App and web page records
───
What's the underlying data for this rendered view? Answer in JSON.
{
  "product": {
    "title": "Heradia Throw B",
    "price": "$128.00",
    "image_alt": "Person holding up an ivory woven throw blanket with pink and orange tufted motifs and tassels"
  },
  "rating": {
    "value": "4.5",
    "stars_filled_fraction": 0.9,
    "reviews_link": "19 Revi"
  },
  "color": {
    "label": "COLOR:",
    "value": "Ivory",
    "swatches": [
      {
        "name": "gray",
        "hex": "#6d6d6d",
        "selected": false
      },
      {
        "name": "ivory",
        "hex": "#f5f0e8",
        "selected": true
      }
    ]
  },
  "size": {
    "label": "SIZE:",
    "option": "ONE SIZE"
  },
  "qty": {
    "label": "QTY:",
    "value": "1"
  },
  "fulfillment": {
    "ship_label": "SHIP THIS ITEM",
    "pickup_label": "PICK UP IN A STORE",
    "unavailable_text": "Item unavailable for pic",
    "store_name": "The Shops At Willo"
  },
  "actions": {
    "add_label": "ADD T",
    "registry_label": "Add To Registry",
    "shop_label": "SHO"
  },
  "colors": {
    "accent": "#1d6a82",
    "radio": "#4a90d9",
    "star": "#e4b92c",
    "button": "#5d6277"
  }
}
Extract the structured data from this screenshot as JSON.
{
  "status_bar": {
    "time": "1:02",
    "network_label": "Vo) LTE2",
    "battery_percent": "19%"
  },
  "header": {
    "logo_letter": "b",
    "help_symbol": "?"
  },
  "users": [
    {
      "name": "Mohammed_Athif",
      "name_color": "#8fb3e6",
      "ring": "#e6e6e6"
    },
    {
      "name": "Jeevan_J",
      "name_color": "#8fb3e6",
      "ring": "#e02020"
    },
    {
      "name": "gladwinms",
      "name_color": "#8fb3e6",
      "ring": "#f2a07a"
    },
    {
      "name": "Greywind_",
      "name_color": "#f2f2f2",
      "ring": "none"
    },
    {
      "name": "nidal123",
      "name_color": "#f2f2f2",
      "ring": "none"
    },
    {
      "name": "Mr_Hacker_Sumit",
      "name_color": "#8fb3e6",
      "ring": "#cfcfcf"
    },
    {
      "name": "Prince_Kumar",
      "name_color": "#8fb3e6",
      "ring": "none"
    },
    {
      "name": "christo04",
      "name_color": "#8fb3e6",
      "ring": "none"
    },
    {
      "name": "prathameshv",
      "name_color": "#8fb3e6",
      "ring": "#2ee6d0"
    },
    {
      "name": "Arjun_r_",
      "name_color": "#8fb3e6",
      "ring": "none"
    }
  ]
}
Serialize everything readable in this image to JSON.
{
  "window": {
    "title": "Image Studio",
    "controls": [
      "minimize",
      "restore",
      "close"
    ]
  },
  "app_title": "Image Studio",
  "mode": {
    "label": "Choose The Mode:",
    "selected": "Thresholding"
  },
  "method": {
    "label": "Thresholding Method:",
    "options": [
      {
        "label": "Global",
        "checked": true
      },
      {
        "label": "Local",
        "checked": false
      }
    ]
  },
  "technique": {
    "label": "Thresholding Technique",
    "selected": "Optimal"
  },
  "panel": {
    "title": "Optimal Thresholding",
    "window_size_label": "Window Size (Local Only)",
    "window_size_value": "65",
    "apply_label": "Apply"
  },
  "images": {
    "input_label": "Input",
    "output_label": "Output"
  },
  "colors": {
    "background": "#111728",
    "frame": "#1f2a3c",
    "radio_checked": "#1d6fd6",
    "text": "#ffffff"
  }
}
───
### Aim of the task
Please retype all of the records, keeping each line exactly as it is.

### Answer to this exercise
What's the underlying data for this rendered view? Answer in JSON.
{
  "product": {
    "title": "Heradia Throw B",
    "price": "$128.00",
    "image_alt": "Person holding up an ivory woven throw blanket with pink and orange tufted motifs and tassels"
  },
  "rating": {
    "value": "4.5",
    "stars_filled_fraction": 0.9,
    "reviews_link": "19 Revi"
  },
  "color": {
    "label": "COLOR:",
    "value": "Ivory",
    "swatches": [
      {
        "name": "gray",
        "hex": "#6d6d6d",
        "selected": false
      },
      {
        "name": "ivory",
        "hex": "#f5f0e8",
        "selected": true
      }
    ]
  },
  "size": {
    "label": "SIZE:",
    "option": "ONE SIZE"
  },
  "qty": {
    "label": "QTY:",
    "value": "1"
  },
  "fulfillment": {
    "ship_label": "SHIP THIS ITEM",
    "pickup_label": "PICK UP IN A STORE",
    "unavailable_text": "Item unavailable for pic",
    "store_name": "The Shops At Willo"
  },
  "actions": {
    "add_label": "ADD T",
    "registry_label": "Add To Registry",
    "shop_label": "SHO"
  },
  "colors": {
    "accent": "#1d6a82",
    "radio": "#4a90d9",
    "star": "#e4b92c",
    "button": "#5d6277"
  }
}
Extract the structured data from this screenshot as JSON.
{
  "status_bar": {
    "time": "1:02",
    "network_label": "Vo) LTE2",
    "battery_percent": "19%"
  },
  "header": {
    "logo_letter": "b",
    "help_symbol": "?"
  },
  "users": [
    {
      "name": "Mohammed_Athif",
      "name_color": "#8fb3e6",
      "ring": "#e6e6e6"
    },
    {
      "name": "Jeevan_J",
      "name_color": "#8fb3e6",
      "ring": "#e02020"
    },
    {
      "name": "gladwinms",
      "name_color": "#8fb3e6",
      "ring": "#f2a07a"
    },
    {
      "name": "Greywind_",
      "name_color": "#f2f2f2",
      "ring": "none"
    },
    {
      "name": "nidal123",
      "name_color": "#f2f2f2",
      "ring": "none"
    },
    {
      "name": "Mr_Hacker_Sumit",
      "name_color": "#8fb3e6",
      "ring": "#cfcfcf"
    },
    {
      "name": "Prince_Kumar",
      "name_color": "#8fb3e6",
      "ring": "none"
    },
    {
      "name": "christo04",
      "name_color": "#8fb3e6",
      "ring": "none"
    },
    {
      "name": "prathameshv",
      "name_color": "#8fb3e6",
      "ring": "#2ee6d0"
    },
    {
      "name": "Arjun_r_",
      "name_color": "#8fb3e6",
      "ring": "none"
    }
  ]
}
Serialize everything readable in this image to JSON.
{
  "window": {
    "title": "Image Studio",
    "controls": [
      "minimize",
      "restore",
      "close"
    ]
  },
  "app_title": "Image Studio",
  "mode": {
    "label": "Choose The Mode:",
    "selected": "Thresholding"
  },
  "method": {
    "label": "Thresholding Method:",
    "options": [
      {
        "label": "Global",
        "checked": true
      },
      {
        "label": "Local",
        "checked": false
      }
    ]
  },
  "technique": {
    "label": "Thresholding Technique",
    "selected": "Optimal"
  },
  "panel": {
    "title": "Optimal Thresholding",
    "window_size_label": "Window Size (Local Only)",
    "window_size_value": "65",
    "apply_label": "Apply"
  },
  "images": {
    "input_label": "Input",
    "output_label": "Output"
  },
  "colors": {
    "background": "#111728",
    "frame": "#1f2a3c",
    "radio_checked": "#1d6fd6",
    "text": "#ffffff"
  }
}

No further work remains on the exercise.